Two fishermen in a small metal skiff in Barnegat Bay are struck by lightning. The bolt hits one man's metal fishing rod, then jumps to his jacket zipper, killing him. His companion is knocked unconscious but recovers with no ill effects.
Three golfers in North Carolina, caught in a sudden storm, run to a rain shelter. Lightning blasts the shelter. Casualty list: one man untouched, one man dazed and burned, his clothing shredded and a shoe torn off, one man dead.
Freak accidents? Not according to insurance companies. Their statistics show that in the U.S. an average of 300 persons a year, a good percentage of them sportsmen, are killed by lightning—more than by any other natural disaster.
Many of these people need not die. As Dr. Helen B. Taussig, professor emeritus of the Johns Hopkins School of Medicine, puts it, " 'Death' from lightning may be a highly reversible death." Prompt and prolonged treatment of the "dead" can bring them back to life.
Lightning packs such a punch—up to one billion volts traveling about 30,000 times faster than a bullet—that when it zaps a man, it blows out his whole system. Dr. Taussig suggests in an article on the subject in the American Scientist that: "The cessation of all metabolism in all cells, including the brain cells where respiratory narcosis is known to belong, is so instantaneous that apparently the onset of the degenerative processes is delayed." So the lightning victim may get a long count—and doctors do not know for sure just how long—before his body cells begin to die.
When lightning strikes a group of people, knocking some unconscious and "killing" others, "you should forsake the living for the 'dead,' " asserts Dr. Taussig. "Those who are still breathing will in all probability recover. The person who is not breathing is the one who needs your help."
If you feel a pulse, give the victim mouth-to-mouth artificial respiration. If there is no pulse, give him cardiopulmonary resuscitation—oxygen will do no good if the blood does not circulate it to the brain.
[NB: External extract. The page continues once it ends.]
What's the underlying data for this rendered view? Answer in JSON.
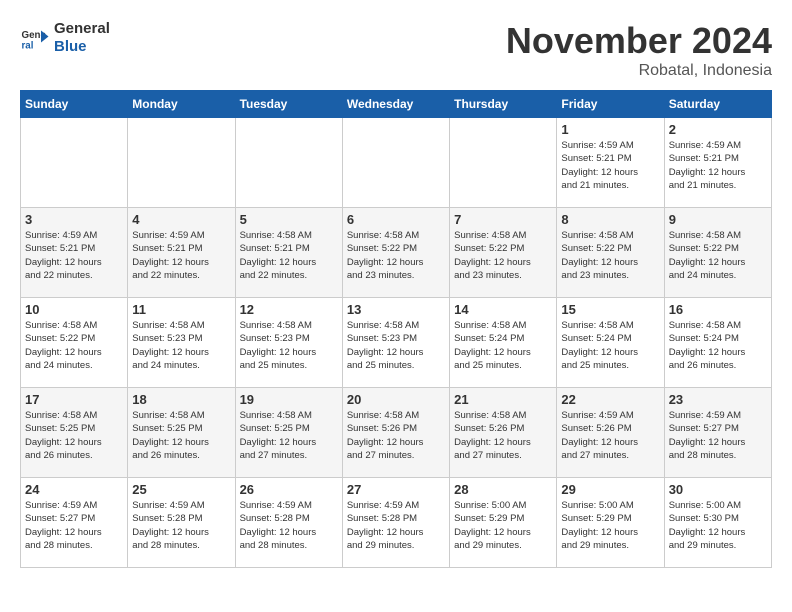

Cardiopulmonary resuscitation is a technique that combines artificial respiration with an external rhythmic pressure on the heart. If you do not know this technique, try arm-lift chest resuscitation. This may put enough pressure on the chest to squeeze the heart into pumping blood or, better still, may restart the heartbeat. When you feel a pulse, change to mouth-to-mouth resuscitation and keep at it, for hours if need be, until the victim can breathe on his own or you can get him to a hospital respirator.
How does it feel to be struck by lightning? William Schwandt of Grand Rapids knows. He was working under his car in his backyard this summer when a bolt struck a tree, ran down a chain hoist hanging from a limb and jumped to the car. "When it got me, it felt like my whole arm was on fire," Schwandt said. "I was putting some bolts on the drive shaft and looked up at the wrench. It lit right up. My arm got hot and that's all I remember." Schwandt was knocked unconscious but recovered in a few minutes with no ill effects.
Schwandt's experience was fairly typical of most survivors. When the shock hits, victims are knocked cold for varying periods of time. After they come to, they complain of numbness and paralysis in their arms and legs, which lasts from seven minutes to several hours. Recovery is generally complete. The only long-term damage occasionally seen is to eyes and ears affected by the light and electricity of the bolt or the blast of the thunderclap.
Obviously, the best idea is to stay out of the way of lightning, which may mean curtailing your sporting instincts. Remain close to the clubhouse or any other large shelter when it looks like a lightning storm may be developing. And do not rely on the appearance of the sky as an indication of danger. Lightning can strike from a partly cloudy sky as well as one full of thunderheads. A good way to estimate the electromagnetic field present in the atmosphere is to turn on your radio to the AM band and turn the volume up. Heavy static indicates excessive electrical activity.